“With the video and the transcript view together, you can fly into every word and every sentence, providing a completely different experience. It was not just a recap of what was said, it provides a dashboard view. You can navigate the video through text, the transcript, the highlights and it also provides fact-checking.”

Special events

xviii. The New York Times, Olympic Graphics Portfolio

“This is what a portfolio should be. There is a nice overall feel to it; good progression, with a good set Olympics template.”

Portfolios [Organization]

xix. The New York Times, New York Times Graphics Portfolio

“They took it to another level in terms of explanation and context in formats we have never seen before. This is a very strong portfolio. It’s a great barometer for the NYT graphics department.”


ProPublica, for creating StateFace


StateFace is a simple but ground-breaking design tool — a typeface of U.S. state shapes. The creativity and utility of leveraging a typeface to provide lightweight map shapes filled an obvious need and became quickly ubiquitous.

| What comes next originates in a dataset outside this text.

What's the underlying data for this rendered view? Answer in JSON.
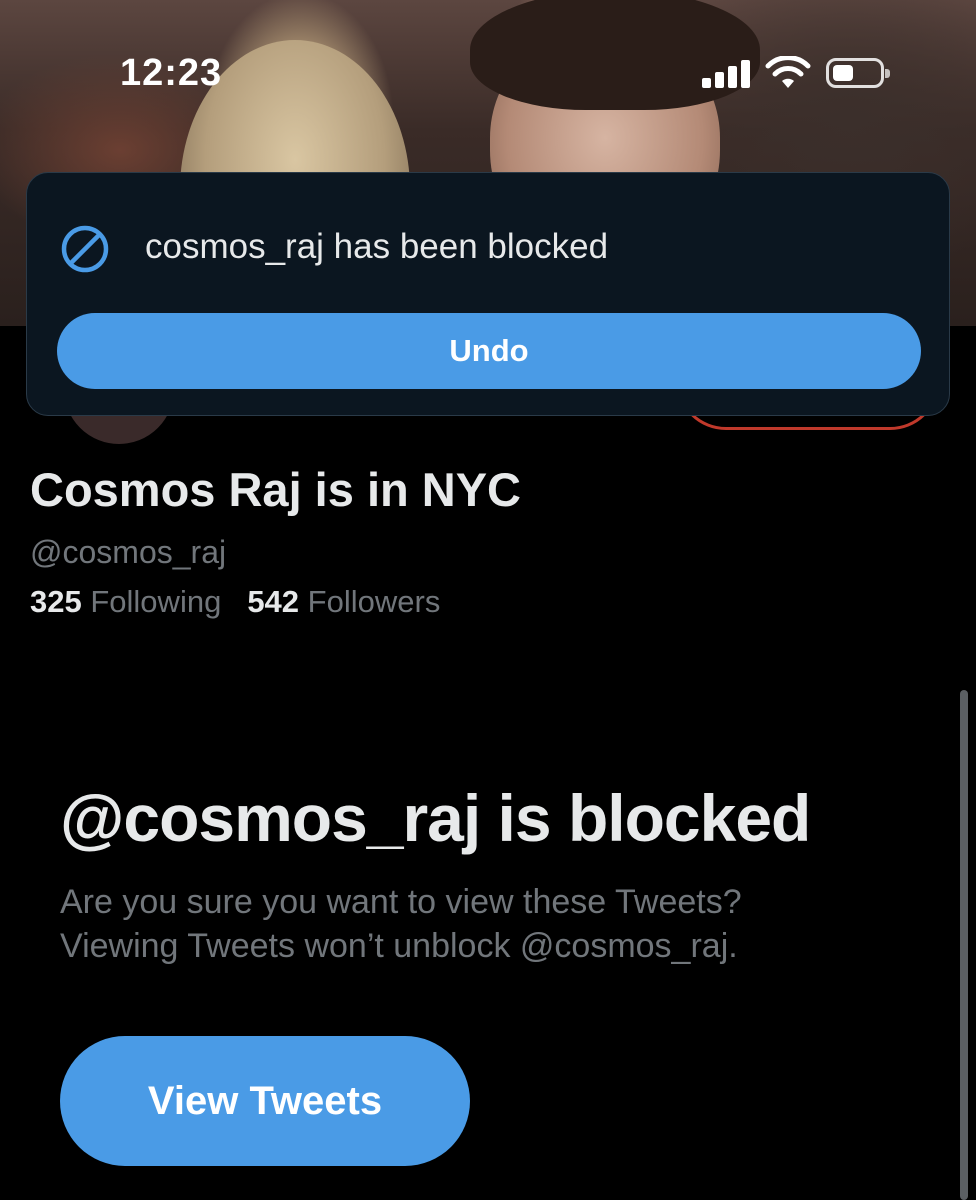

We felt compelled to recognize StateFace after seeing its usage in so many election packages. Libraries and APIs don’t exist as distinct categories in this competition but perhaps should. We want to applaud and champion efforts to build tools that facilitate more effective, beautiful and faster design.


Stephen Beard, The Indianapolis Star
Alex Bordens, Chicago Tribune
Kyle Ellis, CNN Digital
Tyson Evans, The New York Times
David Kordalski, The Plain Dealer
Joey Marburger, The Washington Post
Meg Martin, American Public Media
Megan McNames, Ball State University
Antonio Pasagali, Prodigioso Volcán (Madrid)
Lauren Rabaino, The Seattle Times
Andrei Scheinkman, The Huffington Post
Ryan Sparrow, Ball State University
David Stanton, Smart Media Creative
Julia Thompson, Des Moines Register
Ying Wu, University of Missouri
Kaitlin Yarnall, National Geographic Magazine

Jeremy Gilbert, Northwestern University
Ryan Sparrow, Ball State University

Judging was held in February 2013 at Ball State University in Muncie, Indiana.